== THE PROBLEM ==
Below are records; count the lines among them that include the string "autoloads", and state only the number.

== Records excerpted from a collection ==

BEGIN

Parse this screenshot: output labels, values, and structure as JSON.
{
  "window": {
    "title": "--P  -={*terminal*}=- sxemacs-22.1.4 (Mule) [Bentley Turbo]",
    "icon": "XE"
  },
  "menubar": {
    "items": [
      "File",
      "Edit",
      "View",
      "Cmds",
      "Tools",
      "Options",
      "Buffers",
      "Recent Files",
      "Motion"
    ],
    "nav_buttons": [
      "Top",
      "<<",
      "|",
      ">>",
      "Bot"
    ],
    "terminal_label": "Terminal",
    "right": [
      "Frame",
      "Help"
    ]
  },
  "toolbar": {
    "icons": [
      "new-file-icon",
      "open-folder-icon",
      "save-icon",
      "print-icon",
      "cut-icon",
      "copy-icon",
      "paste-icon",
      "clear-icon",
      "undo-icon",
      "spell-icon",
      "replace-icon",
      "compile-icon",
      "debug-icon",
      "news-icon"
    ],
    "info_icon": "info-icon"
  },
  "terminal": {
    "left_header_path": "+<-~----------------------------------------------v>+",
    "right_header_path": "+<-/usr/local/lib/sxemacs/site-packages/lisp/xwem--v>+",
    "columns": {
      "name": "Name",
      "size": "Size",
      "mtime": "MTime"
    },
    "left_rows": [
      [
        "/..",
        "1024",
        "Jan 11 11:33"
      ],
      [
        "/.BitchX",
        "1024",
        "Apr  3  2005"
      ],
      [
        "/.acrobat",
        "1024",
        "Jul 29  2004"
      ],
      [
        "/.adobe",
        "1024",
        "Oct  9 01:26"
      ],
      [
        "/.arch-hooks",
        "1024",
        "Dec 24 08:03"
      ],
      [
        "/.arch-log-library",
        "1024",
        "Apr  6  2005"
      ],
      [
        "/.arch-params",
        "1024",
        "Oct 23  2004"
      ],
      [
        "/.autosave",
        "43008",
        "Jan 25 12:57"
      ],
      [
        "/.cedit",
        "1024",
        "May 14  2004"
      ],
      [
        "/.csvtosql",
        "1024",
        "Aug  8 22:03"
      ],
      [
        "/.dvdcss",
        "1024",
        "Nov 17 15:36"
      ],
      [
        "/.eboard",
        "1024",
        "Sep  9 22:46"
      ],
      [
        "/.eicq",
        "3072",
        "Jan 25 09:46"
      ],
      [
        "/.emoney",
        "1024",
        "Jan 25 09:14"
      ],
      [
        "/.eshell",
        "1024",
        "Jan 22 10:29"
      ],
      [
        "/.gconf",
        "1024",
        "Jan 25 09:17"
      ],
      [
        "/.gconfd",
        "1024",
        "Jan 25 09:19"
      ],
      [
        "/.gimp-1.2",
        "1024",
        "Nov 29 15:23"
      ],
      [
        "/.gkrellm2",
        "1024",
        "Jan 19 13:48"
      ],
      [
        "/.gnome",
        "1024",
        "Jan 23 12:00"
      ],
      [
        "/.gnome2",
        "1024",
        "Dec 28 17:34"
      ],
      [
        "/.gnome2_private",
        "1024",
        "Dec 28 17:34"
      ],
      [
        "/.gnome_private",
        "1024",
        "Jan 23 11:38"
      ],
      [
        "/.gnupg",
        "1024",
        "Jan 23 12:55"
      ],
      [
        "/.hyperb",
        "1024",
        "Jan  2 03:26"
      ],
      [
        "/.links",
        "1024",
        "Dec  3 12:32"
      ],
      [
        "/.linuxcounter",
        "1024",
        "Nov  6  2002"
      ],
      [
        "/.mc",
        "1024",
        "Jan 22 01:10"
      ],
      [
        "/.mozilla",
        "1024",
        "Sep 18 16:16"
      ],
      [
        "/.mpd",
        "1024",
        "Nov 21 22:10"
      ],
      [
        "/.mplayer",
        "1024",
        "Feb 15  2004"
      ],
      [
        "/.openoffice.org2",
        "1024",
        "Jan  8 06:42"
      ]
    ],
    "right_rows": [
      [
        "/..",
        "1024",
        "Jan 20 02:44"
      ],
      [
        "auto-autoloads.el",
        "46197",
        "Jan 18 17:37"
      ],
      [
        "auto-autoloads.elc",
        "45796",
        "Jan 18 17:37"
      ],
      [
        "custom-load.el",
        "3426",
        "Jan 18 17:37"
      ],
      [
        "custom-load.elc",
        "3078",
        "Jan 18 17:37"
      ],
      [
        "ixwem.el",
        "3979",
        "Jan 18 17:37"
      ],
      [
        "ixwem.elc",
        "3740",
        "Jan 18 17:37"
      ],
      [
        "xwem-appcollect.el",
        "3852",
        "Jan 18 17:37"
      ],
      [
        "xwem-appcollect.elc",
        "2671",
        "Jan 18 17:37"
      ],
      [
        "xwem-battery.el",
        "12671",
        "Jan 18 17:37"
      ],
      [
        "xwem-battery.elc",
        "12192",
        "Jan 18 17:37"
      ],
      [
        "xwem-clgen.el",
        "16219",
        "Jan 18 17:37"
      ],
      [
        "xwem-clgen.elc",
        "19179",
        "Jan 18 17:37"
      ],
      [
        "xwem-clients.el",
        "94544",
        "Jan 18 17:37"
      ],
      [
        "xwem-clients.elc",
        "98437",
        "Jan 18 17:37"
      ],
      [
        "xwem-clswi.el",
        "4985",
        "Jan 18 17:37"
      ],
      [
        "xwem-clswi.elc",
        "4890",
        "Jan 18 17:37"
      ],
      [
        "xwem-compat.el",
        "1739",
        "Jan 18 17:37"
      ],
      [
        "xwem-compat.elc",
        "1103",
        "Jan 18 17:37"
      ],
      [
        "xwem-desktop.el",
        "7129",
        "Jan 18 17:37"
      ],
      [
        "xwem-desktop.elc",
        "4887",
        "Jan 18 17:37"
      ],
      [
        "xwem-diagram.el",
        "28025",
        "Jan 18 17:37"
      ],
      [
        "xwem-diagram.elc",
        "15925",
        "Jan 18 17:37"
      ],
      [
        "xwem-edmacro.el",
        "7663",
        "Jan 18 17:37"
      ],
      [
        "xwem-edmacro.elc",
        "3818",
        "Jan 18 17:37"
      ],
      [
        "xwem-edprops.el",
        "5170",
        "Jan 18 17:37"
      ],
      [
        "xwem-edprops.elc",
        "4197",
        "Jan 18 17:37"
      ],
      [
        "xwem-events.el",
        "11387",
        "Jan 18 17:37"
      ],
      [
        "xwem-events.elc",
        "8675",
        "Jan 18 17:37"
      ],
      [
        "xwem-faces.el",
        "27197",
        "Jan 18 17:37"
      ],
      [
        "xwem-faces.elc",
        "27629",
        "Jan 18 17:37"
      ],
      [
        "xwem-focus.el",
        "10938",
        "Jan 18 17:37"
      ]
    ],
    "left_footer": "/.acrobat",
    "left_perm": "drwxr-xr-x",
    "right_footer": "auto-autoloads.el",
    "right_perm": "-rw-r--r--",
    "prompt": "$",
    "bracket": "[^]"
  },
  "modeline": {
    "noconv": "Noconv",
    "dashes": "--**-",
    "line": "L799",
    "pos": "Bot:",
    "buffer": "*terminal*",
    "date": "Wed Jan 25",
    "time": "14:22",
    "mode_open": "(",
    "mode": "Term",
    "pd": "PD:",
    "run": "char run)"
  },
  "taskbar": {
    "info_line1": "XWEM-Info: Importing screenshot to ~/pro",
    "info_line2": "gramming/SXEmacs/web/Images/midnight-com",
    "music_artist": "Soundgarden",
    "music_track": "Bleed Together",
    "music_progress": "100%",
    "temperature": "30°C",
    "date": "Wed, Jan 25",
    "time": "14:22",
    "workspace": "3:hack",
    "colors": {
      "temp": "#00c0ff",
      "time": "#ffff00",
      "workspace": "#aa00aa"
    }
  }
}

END

== YOUR RESPONSE ==
3